Someone very clever recently said that June could still be the end of May. Obviously, the subject of discussion is not some weird contortion of the months but the political fortunes of Theresa May. She who is still, barely, prime minister.
She who called a snap general election for June 8 and managed to lose her party’s parliamentary majority.
She who went to see the Queen on Friday and declared she would form a government that would “provide certainty”, leaving everyone to wonder what might be certain other than uncertainty.
Mrs May is in a bind, to put it fair and square. Her chosen allies in the Democratic Unionist party are delighted to hold the power in her planned government, but their brand (and ideology) is unsavoury. Mrs May’s lack of judgment – in calling an election at all, appearing to want to hoodwink voters by repeating platitudes throughout the campaign, and by refusing to debate Jeremy Corbyn – was on display once again, after the election result.
In a tone-deaf statement, she did not mention the June 8 vote, forgot to indicate that her political circumstances had changed and that many of her party’s MPs had lost because of her.

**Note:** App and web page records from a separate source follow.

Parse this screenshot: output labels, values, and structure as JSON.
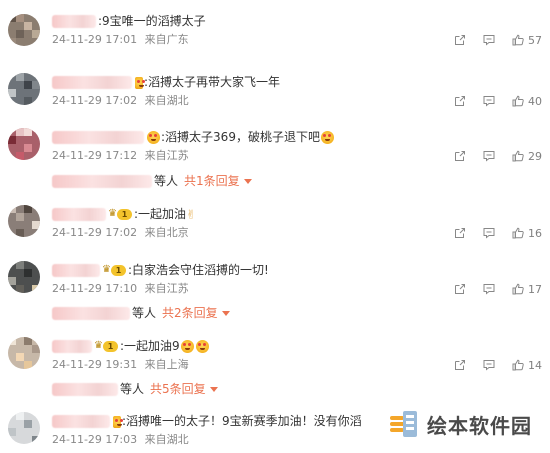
{
  "comments": [
    {
      "id": "c1",
      "text": ":9宝唯一的滔搏太子",
      "date": "24-11-29 17:01",
      "location": "来自广东",
      "likes": "57"
    },
    {
      "id": "c2",
      "text": ":滔搏太子再带大家飞一年",
      "date": "24-11-29 17:02",
      "location": "来自湖北",
      "likes": "40"
    },
    {
      "id": "c3",
      "text": ":滔搏太子369，破桃子退下吧",
      "date": "24-11-29 17:12",
      "location": "来自江苏",
      "likes": "29",
      "replies": {
        "label": "等人",
        "link": "共1条回复"
      }
    },
    {
      "id": "c4",
      "text": ":一起加油",
      "date": "24-11-29 17:02",
      "location": "来自北京",
      "likes": "16"
    },
    {
      "id": "c5",
      "text": ":白家浩会守住滔搏的一切!",
      "date": "24-11-29 17:10",
      "location": "来自江苏",
      "likes": "17",
      "replies": {
        "label": "等人",
        "link": "共2条回复"
      }
    },
    {
      "id": "c6",
      "text": ":一起加油9",
      "date": "24-11-29 19:31",
      "location": "来自上海",
      "likes": "14",
      "replies": {
        "label": "等人",
        "link": "共5条回复"
      }
    },
    {
      "id": "c7",
      "text": ":滔搏唯一的太子！9宝新赛季加油！没有你滔",
      "date": "24-11-29 17:03",
      "location": "来自湖北"
    }
  ],
  "badge_level": "1",
  "watermark": {
    "text": "绘本软件园"
  },
  "colors": {
    "accent": "#eb7350",
    "meta": "#888888",
    "text": "#333333"
  }
}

If June is not the end of May, it could be any month in the countdown to Christmas. Or any time at all.